_About this exercise_.
Provide nothing except how many lines of the data contain the word "icon".

══ Supplied data ══

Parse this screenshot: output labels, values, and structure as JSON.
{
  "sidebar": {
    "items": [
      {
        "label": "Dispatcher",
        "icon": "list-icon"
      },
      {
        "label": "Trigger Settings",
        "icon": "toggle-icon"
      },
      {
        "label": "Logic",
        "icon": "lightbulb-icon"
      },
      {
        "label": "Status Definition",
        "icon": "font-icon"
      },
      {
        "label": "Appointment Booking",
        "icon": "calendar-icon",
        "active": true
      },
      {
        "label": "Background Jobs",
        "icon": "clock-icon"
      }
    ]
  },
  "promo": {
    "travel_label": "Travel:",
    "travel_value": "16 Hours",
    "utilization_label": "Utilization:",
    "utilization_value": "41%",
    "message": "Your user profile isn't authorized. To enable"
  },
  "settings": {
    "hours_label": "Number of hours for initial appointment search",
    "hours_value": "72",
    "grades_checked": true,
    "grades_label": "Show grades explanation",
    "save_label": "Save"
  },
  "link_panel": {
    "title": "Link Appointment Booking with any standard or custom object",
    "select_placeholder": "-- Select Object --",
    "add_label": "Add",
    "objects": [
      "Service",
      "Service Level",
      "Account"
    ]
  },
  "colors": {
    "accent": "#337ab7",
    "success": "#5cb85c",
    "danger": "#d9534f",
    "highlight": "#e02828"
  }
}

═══

_Output of the exercise_.
6